That means identifying patients as soon as possible—ideally at birth. Finding them early could mean the difference between life and death. But as AveXis and other biotech companies race to bring transformative gene therapies to market, states have been slow to adopt screening tests for genetic diseases that are, increasingly, treatable.
Newborn screening tests in the US cover a minimum of 34 disorders, and many states have opted to add more. Yet most don’t look for spinal muscular atrophy (commonly abbreviated as SMA), even though it’s the leading genetic cause of infant death. About 400 babies in the US are born with it every year. AveXis’s therapy is for the most common form, type 1.
For parents of children with SMA, like Krystal Davis, newborn screening means giving those with the condition as close to a normal life as possible..
“It is kind of oxymoronic,” said Lampson, who joined the Loons before this season, “that I am so passionate about helping pediatric cancer patients.”
June 10, 2007
Lampson was a mischievous daredevil of a kid who to this day loves Teenage Mutant Ninja Turtles and going to the zoo, according to his mom, Mecy Lampson. He turned into an independent and sometimes stubborn teen, unconcerned with his symptoms, including weight loss, shortness of breath, dizziness, night sweats and lumps in his neck.
It wasn’t until a school blood drive turned him away from donating because of low blood counts that his parents — his mom is a nurse, dad an anesthesiologist — forced him to see a doctor and eventually have his lymph nodes biopsied.

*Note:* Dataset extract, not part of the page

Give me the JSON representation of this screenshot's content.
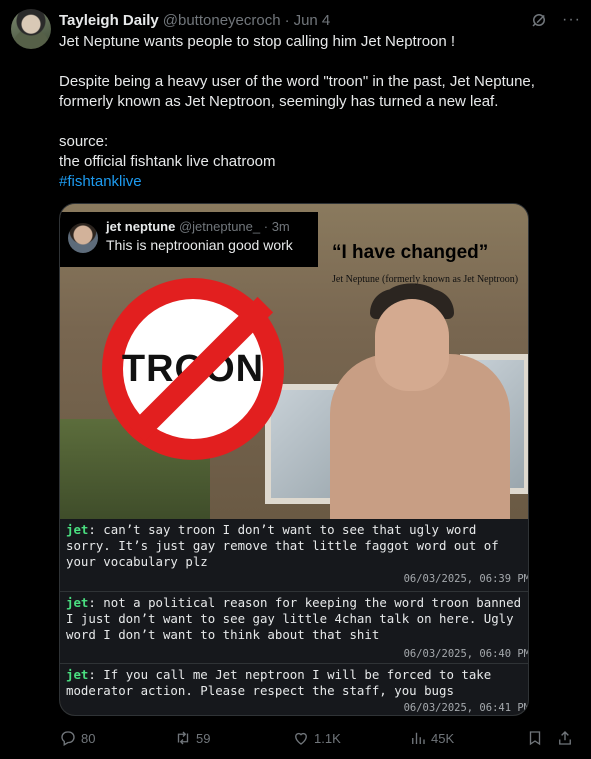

On June 10, 2007, his diagnosis of Hodgkin’s lymphoma was official. But his parents waited to tell him until after his orientation at Northern Illinois University, where he was set to play soccer in the fall. They wanted him to have a taste of college in case that was his only opportunity.